Saved entries:
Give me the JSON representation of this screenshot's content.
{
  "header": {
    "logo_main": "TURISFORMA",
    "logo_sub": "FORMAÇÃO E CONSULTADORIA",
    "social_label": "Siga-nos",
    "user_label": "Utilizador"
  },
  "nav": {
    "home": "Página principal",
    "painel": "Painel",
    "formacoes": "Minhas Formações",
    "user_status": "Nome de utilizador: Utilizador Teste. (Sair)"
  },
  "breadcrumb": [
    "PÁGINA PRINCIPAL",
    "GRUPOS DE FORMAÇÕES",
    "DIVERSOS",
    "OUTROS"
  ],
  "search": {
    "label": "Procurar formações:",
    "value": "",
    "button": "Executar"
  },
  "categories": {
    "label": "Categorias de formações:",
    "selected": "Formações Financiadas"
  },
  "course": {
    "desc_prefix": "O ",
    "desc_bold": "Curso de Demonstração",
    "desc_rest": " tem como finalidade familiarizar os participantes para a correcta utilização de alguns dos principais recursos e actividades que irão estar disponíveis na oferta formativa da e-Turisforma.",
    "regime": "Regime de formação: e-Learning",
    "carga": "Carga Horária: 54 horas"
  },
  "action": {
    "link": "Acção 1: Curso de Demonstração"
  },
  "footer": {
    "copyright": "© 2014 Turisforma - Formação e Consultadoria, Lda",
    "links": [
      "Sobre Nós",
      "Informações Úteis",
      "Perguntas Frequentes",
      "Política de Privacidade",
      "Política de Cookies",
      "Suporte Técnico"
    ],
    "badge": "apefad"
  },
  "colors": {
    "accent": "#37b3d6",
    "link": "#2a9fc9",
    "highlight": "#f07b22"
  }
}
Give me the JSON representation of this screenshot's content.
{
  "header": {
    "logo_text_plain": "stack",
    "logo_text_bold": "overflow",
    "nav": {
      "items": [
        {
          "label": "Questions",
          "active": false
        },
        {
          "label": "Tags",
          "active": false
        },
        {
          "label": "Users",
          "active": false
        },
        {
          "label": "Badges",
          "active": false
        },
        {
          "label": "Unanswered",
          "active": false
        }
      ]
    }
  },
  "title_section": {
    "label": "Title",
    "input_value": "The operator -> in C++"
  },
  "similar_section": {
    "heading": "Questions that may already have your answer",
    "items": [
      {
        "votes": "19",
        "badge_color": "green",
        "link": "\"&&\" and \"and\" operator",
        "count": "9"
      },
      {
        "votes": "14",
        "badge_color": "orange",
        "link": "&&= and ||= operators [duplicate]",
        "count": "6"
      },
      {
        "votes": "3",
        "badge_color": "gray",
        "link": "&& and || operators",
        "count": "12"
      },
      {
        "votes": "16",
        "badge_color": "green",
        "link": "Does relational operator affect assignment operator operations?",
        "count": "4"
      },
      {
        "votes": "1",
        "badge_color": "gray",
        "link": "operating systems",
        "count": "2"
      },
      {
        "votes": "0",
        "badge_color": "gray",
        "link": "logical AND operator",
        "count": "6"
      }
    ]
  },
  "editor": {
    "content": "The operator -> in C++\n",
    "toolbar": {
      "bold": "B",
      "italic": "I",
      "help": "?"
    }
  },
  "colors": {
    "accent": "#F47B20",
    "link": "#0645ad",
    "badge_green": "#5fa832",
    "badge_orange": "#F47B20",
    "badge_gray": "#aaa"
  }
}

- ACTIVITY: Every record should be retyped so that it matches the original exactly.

- ANSWER BOX:
Give me the JSON representation of this screenshot's content.
{
  "header": {
    "logo_main": "TURISFORMA",
    "logo_sub": "FORMAÇÃO E CONSULTADORIA",
    "social_label": "Siga-nos",
    "user_label": "Utilizador"
  },
  "nav": {
    "home": "Página principal",
    "painel": "Painel",
    "formacoes": "Minhas Formações",
    "user_status": "Nome de utilizador: Utilizador Teste. (Sair)"
  },
  "breadcrumb": [
    "PÁGINA PRINCIPAL",
    "GRUPOS DE FORMAÇÕES",
    "DIVERSOS",
    "OUTROS"
  ],
  "search": {
    "label": "Procurar formações:",
    "value": "",
    "button": "Executar"
  },
  "categories": {
    "label": "Categorias de formações:",
    "selected": "Formações Financiadas"
  },
  "course": {
    "desc_prefix": "O ",
    "desc_bold": "Curso de Demonstração",
    "desc_rest": " tem como finalidade familiarizar os participantes para a correcta utilização de alguns dos principais recursos e actividades que irão estar disponíveis na oferta formativa da e-Turisforma.",
    "regime": "Regime de formação: e-Learning",
    "carga": "Carga Horária: 54 horas"
  },
  "action": {
    "link": "Acção 1: Curso de Demonstração"
  },
  "footer": {
    "copyright": "© 2014 Turisforma - Formação e Consultadoria, Lda",
    "links": [
      "Sobre Nós",
      "Informações Úteis",
      "Perguntas Frequentes",
      "Política de Privacidade",
      "Política de Cookies",
      "Suporte Técnico"
    ],
    "badge": "apefad"
  },
  "colors": {
    "accent": "#37b3d6",
    "link": "#2a9fc9",
    "highlight": "#f07b22"
  }
}
Give me the JSON representation of this screenshot's content.
{
  "header": {
    "logo_text_plain": "stack",
    "logo_text_bold": "overflow",
    "nav": {
      "items": [
        {
          "label": "Questions",
          "active": false
        },
        {
          "label": "Tags",
          "active": false
        },
        {
          "label": "Users",
          "active": false
        },
        {
          "label": "Badges",
          "active": false
        },
        {
          "label": "Unanswered",
          "active": false
        }
      ]
    }
  },
  "title_section": {
    "label": "Title",
    "input_value": "The operator -> in C++"
  },
  "similar_section": {
    "heading": "Questions that may already have your answer",
    "items": [
      {
        "votes": "19",
        "badge_color": "green",
        "link": "\"&&\" and \"and\" operator",
        "count": "9"
      },
      {
        "votes": "14",
        "badge_color": "orange",
        "link": "&&= and ||= operators [duplicate]",
        "count": "6"
      },
      {
        "votes": "3",
        "badge_color": "gray",
        "link": "&& and || operators",
        "count": "12"
      },
      {
        "votes": "16",
        "badge_color": "green",
        "link": "Does relational operator affect assignment operator operations?",
        "count": "4"
      },
      {
        "votes": "1",
        "badge_color": "gray",
        "link": "operating systems",
        "count": "2"
      },
      {
        "votes": "0",
        "badge_color": "gray",
        "link": "logical AND operator",
        "count": "6"
      }
    ]
  },
  "editor": {
    "content": "The operator -> in C++\n",
    "toolbar": {
      "bold": "B",
      "italic": "I",
      "help": "?"
    }
  },
  "colors": {
    "accent": "#F47B20",
    "link": "#0645ad",
    "badge_green": "#5fa832",
    "badge_orange": "#F47B20",
    "badge_gray": "#aaa"
  }
}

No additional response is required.